_About this exercise_
I need only the number of lines in this data that contain the string "MongoDB".

_Listed records_
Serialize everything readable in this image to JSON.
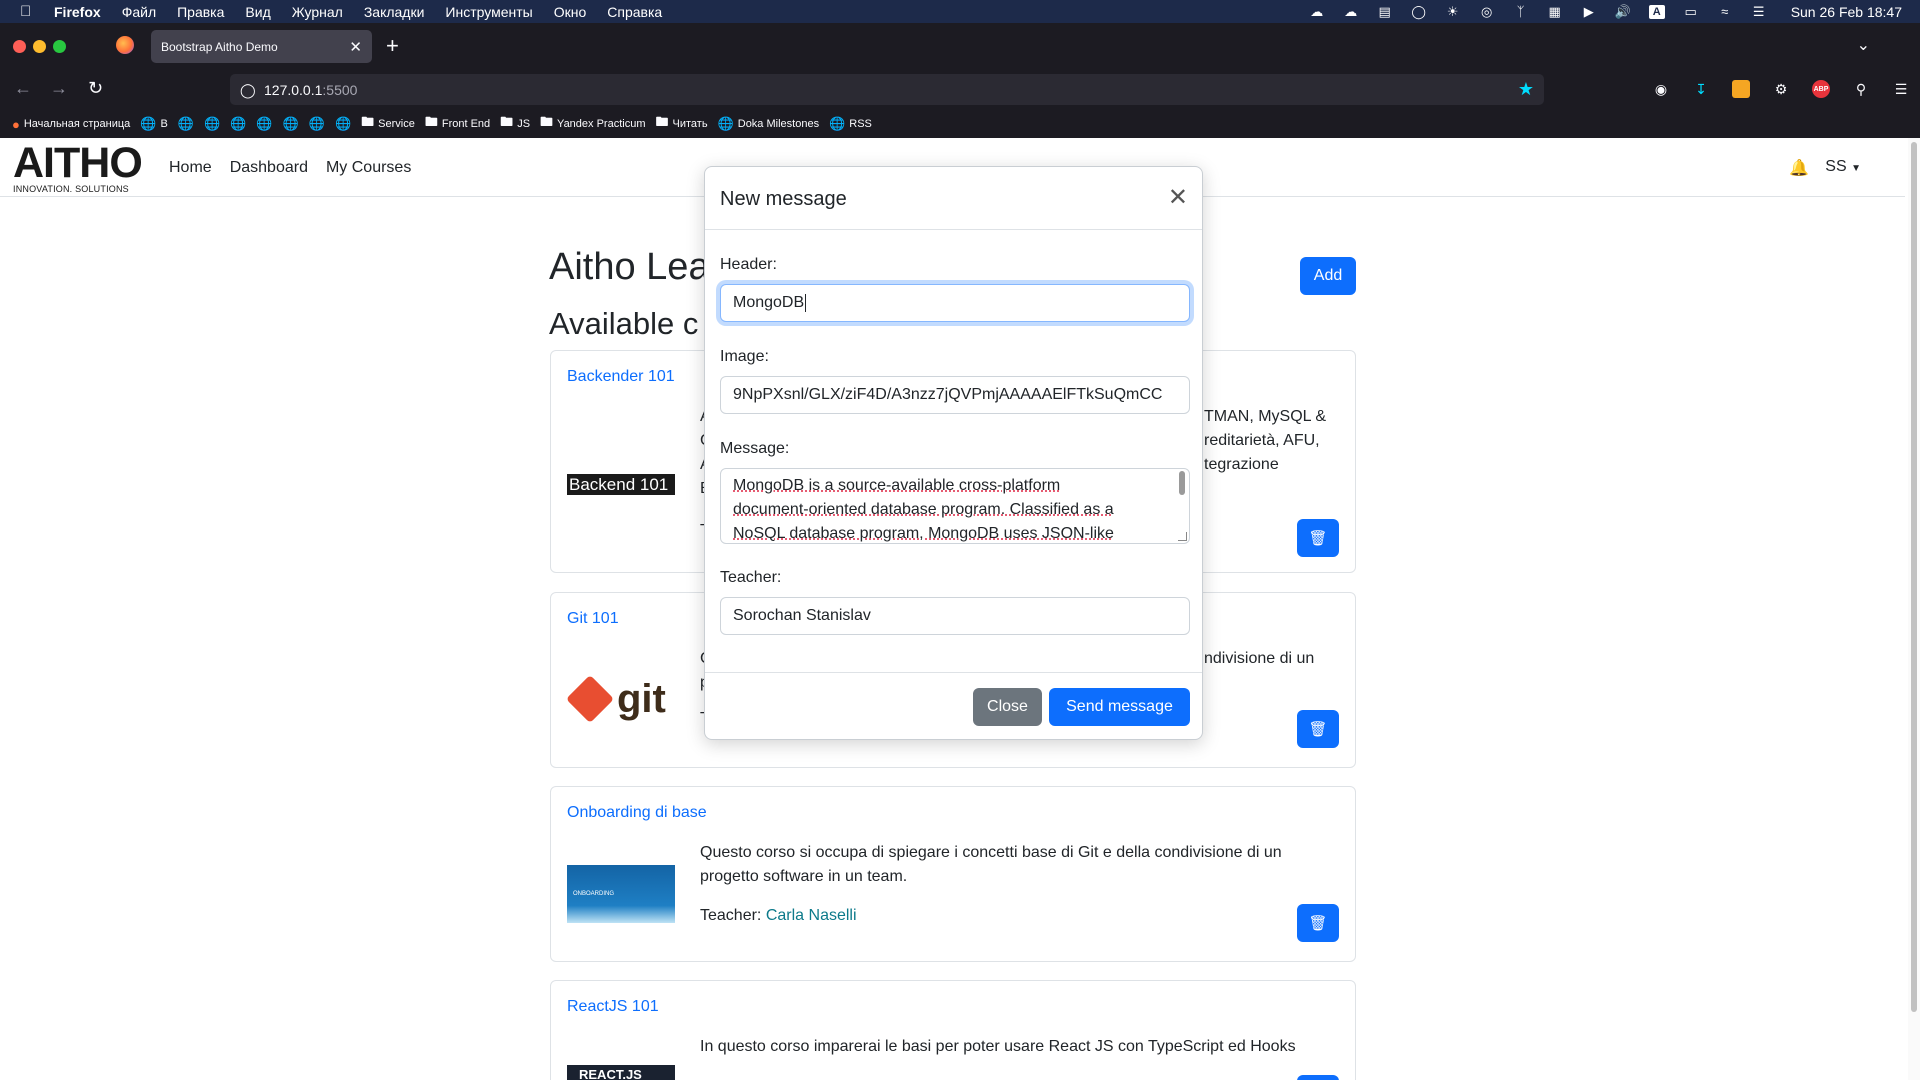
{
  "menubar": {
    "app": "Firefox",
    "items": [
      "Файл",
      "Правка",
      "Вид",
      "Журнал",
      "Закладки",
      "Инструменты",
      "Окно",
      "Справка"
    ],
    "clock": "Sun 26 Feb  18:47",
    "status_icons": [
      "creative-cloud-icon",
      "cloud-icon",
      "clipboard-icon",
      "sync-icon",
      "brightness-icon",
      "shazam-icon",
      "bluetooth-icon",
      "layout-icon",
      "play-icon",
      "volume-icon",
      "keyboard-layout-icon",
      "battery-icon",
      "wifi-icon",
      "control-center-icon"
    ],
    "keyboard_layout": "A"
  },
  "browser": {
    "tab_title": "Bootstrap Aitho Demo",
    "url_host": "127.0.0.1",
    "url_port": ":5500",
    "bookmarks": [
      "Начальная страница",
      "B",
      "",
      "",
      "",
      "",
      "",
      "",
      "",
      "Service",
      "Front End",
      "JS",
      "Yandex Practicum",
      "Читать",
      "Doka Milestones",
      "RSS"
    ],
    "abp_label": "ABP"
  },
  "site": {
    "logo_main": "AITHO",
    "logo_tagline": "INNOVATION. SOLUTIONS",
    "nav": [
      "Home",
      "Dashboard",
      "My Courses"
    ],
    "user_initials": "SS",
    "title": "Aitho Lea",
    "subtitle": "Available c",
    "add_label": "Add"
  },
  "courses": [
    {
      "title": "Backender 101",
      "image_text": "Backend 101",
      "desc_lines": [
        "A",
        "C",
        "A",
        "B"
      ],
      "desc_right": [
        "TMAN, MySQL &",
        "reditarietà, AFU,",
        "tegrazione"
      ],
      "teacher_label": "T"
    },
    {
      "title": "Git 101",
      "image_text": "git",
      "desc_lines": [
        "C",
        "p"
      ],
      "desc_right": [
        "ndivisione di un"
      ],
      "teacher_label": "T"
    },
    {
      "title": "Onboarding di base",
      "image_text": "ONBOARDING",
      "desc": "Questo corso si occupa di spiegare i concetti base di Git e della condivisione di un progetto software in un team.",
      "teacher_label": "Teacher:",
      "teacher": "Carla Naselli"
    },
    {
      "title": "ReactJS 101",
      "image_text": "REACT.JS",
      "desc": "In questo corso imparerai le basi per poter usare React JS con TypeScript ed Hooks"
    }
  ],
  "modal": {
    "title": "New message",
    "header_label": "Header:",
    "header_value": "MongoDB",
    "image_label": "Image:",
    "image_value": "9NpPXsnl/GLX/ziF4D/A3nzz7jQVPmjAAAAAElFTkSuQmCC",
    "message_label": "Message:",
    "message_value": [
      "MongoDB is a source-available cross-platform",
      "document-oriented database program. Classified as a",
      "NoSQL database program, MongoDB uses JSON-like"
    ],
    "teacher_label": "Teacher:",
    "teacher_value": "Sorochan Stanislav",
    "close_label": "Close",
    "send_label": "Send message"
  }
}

_Solution for this task_
3